To think through these points, we invite presentations connected to, but not limited to,
the following clusters of topics:


A great deal of scholarship is currently directed to understanding the anxieties resulting from mass media as well as new social media platforms, and how reality or fakeness is produced. How is mass communication changing with new developments in technology? How are notions of authentic selves and face-to-face communication being disturbed, and what reactions are being provoked in response? Further, linguistic anthropology has always emphasized that all interaction is mediated in some way. When does the materiality of language, the increasingly varied forms through which linguistic signs are communicated, matter? How are particular affordances enabling and constraining how new forms and function emerge?


One long-term contribution of linguistic anthropology has been to show that messages cannot be reduced to denotationally explicit content, and that messages aren’t simply transmitted from sender or speaker to receiver or addressee. Messages today seem to come in any number of new or changed forms, which can reach participants at limited or larger scale–from gossip to the political candidate’s extended campaign, from text messages to viral memes. Other new message forms can emerge as part of new registers, styles, and genres. How are messages signaled, transmitted, and co-constituted? And how do new types of contexts and forms of participation change what counts as a message?


More historical work has sought to consider how change is shaped by the very structural relations found in language and semiosis. Under what conditions do new meanings become apparent to communities of speakers, and how are old meanings still playing a role?


Attention to affective stances and states is now a core area of research in studies of language and semiosis. How are such stances and states brought into being, and how are they connected to the multiple scales of communication and forms of mediation?

We encourage participants to submit presentations connected generally to the conference theme.

Papers & Panels

Presentations of individual papers are welcome. Submit proposals for panel sessions (500 word abstract plus participant abstracts) or proposals for individual papers (250 word abstract).


Poster presentations are an excellent venue for generating useful discourse on the topic being presented.  The SLA conference will set aside a period specifically for poster presentations, during which all presenters are expected to be at their posters and all in attendance are strongly encouraged to view the posters and interact with the presenters.  Posters will remain in the poster area throughout the conference.  Poster proposals should take the form of a 250 word abstract which may also include images.

Multimedia installations
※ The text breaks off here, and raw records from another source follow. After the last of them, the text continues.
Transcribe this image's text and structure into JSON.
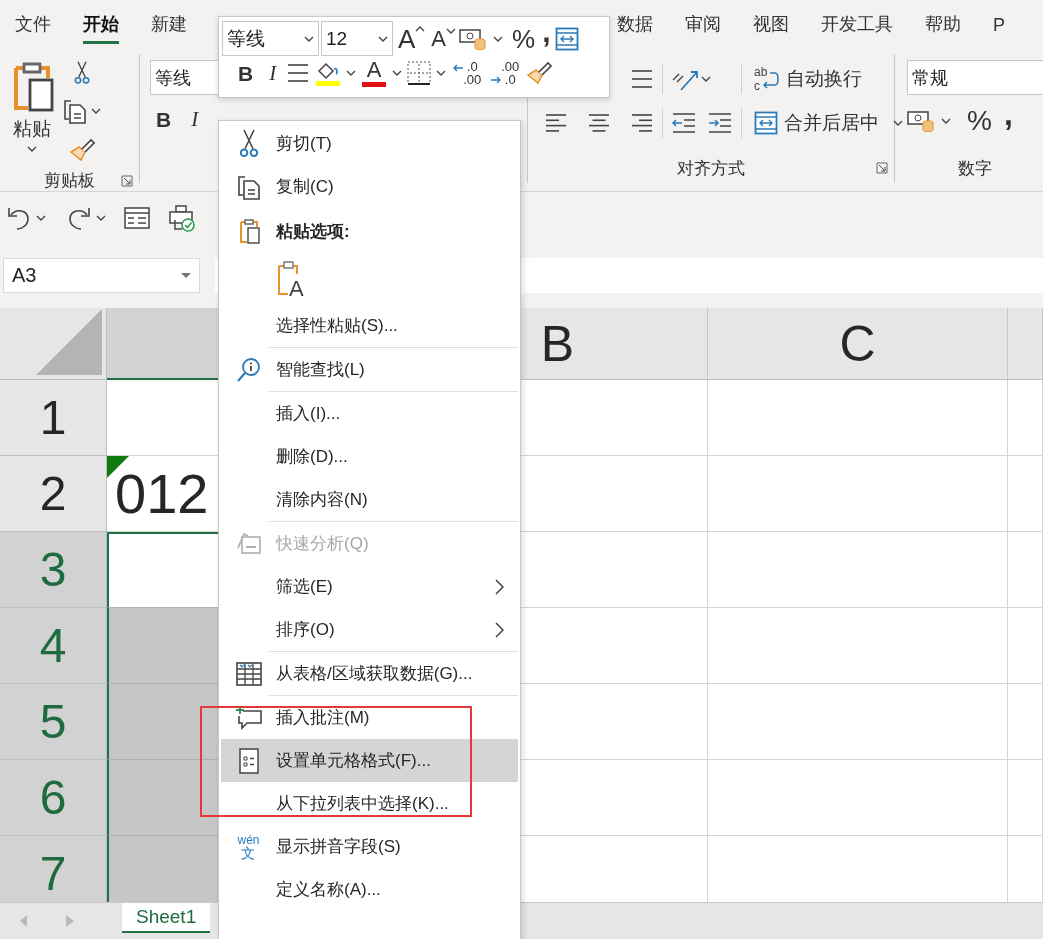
{
  "ribbon_tabs": [
    {
      "label": "文件",
      "selected": false
    },
    {
      "label": "开始",
      "selected": true
    },
    {
      "label": "新建",
      "selected": false
    },
    {
      "label": "数据",
      "selected": false
    },
    {
      "label": "审阅",
      "selected": false
    },
    {
      "label": "视图",
      "selected": false
    },
    {
      "label": "开发工具",
      "selected": false
    },
    {
      "label": "帮助",
      "selected": false
    },
    {
      "label": "P",
      "selected": false
    }
  ],
  "ribbon": {
    "clipboard": {
      "paste": "粘贴",
      "label": "剪贴板"
    },
    "font": {
      "font_name": "等线",
      "bold": "B",
      "italic": "I"
    },
    "alignment": {
      "wrap_glyph": [
        "ab",
        "c"
      ],
      "wrap_text": "自动换行",
      "merge": "合并后居中",
      "label": "对齐方式"
    },
    "number": {
      "format": "常规",
      "percent": "%",
      "comma": ",",
      "label": "数字"
    }
  },
  "name_box": {
    "value": "A3"
  },
  "mini_toolbar": {
    "font_name": "等线",
    "font_size": "12",
    "grow_font": "A",
    "shrink_font": "A",
    "percent": "%",
    "comma": ",",
    "bold": "B",
    "italic": "I",
    "font_color": "A",
    "add_decimal": [
      ".0",
      ".00"
    ],
    "remove_decimal": [
      ".00",
      ".0"
    ]
  },
  "context_menu": {
    "items": [
      {
        "kind": "command",
        "label": "剪切(T)",
        "disabled": false,
        "selected": false,
        "submenu": false
      },
      {
        "kind": "command",
        "label": "复制(C)",
        "disabled": false,
        "selected": false,
        "submenu": false
      },
      {
        "kind": "header",
        "label": "粘贴选项:"
      },
      {
        "kind": "paste_option",
        "glyph": "A"
      },
      {
        "kind": "command",
        "label": "选择性粘贴(S)...",
        "disabled": false,
        "selected": false,
        "submenu": false
      },
      {
        "kind": "separator"
      },
      {
        "kind": "command",
        "label": "智能查找(L)",
        "disabled": false,
        "selected": false,
        "submenu": false
      },
      {
        "kind": "separator"
      },
      {
        "kind": "command",
        "label": "插入(I)...",
        "disabled": false,
        "selected": false,
        "submenu": false
      },
      {
        "kind": "command",
        "label": "删除(D)...",
        "disabled": false,
        "selected": false,
        "submenu": false
      },
      {
        "kind": "command",
        "label": "清除内容(N)",
        "disabled": false,
        "selected": false,
        "submenu": false
      },
      {
        "kind": "separator"
      },
      {
        "kind": "command",
        "label": "快速分析(Q)",
        "disabled": true,
        "selected": false,
        "submenu": false
      },
      {
        "kind": "command",
        "label": "筛选(E)",
        "disabled": false,
        "selected": false,
        "submenu": true
      },
      {
        "kind": "command",
        "label": "排序(O)",
        "disabled": false,
        "selected": false,
        "submenu": true
      },
      {
        "kind": "separator"
      },
      {
        "kind": "command",
        "label": "从表格/区域获取数据(G)...",
        "disabled": false,
        "selected": false,
        "submenu": false
      },
      {
        "kind": "separator"
      },
      {
        "kind": "command",
        "label": "插入批注(M)",
        "disabled": false,
        "selected": false,
        "submenu": false
      },
      {
        "kind": "command",
        "label": "设置单元格格式(F)...",
        "disabled": false,
        "selected": true,
        "submenu": false
      },
      {
        "kind": "command",
        "label": "从下拉列表中选择(K)...",
        "disabled": false,
        "selected": false,
        "submenu": false
      },
      {
        "kind": "command",
        "label": "显示拼音字段(S)",
        "glyph": [
          "wén",
          "文"
        ],
        "disabled": false,
        "selected": false,
        "submenu": false
      },
      {
        "kind": "command",
        "label": "定义名称(A)...",
        "disabled": false,
        "selected": false,
        "submenu": false
      }
    ]
  },
  "grid": {
    "columns": [
      {
        "selected": true
      },
      {
        "label": "B",
        "selected": false
      },
      {
        "label": "C",
        "selected": false
      },
      {
        "selected": false
      }
    ],
    "rows": [
      {
        "number": "1",
        "selected": false,
        "active": false
      },
      {
        "number": "2",
        "selected": false,
        "active": false,
        "cells": [
          {
            "value": "012",
            "flag": true
          }
        ]
      },
      {
        "number": "3",
        "selected": true,
        "active": true
      },
      {
        "number": "4",
        "selected": true,
        "active": false
      },
      {
        "number": "5",
        "selected": true,
        "active": false
      },
      {
        "number": "6",
        "selected": true,
        "active": false
      },
      {
        "number": "7",
        "selected": true,
        "active": false
      }
    ]
  },
  "sheet_tabs": [
    {
      "label": "Sheet1",
      "selected": true
    }
  ]
}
Much of our most interesting data can be difficult to share in the context of a traditional oral presentation.  The SLA conference will offer the opportunity to present multimodal data in creative ways which more effectively represent the research being presented.  Unfettered by the tight time constraints and necessary linearity of presenting as part of a panel, those who choose to create a multimodal installation should maximize the possibilities of allowing an audience to engage their research.  Multimedia installation proposals must include a description of the various types of data to be presented, and the equipment requirements for the installation.  Headphones, screens, means of making tactile data available, etc.  Installation proposals should take the form of a 500 word abstract, including a description of the content of the installation, its argument, and the types of data to be included.

Panel session organizers should include a list of the names and affiliations of their session’s panelists along with the panel abstract (250 words).  They do not submit the panelists’ abstracts.  Instead, panelists must first register and then submit their abstract (500 words) as an “Individual paper” noting in the first line of the abstract the full title of the panel on which they are a participant.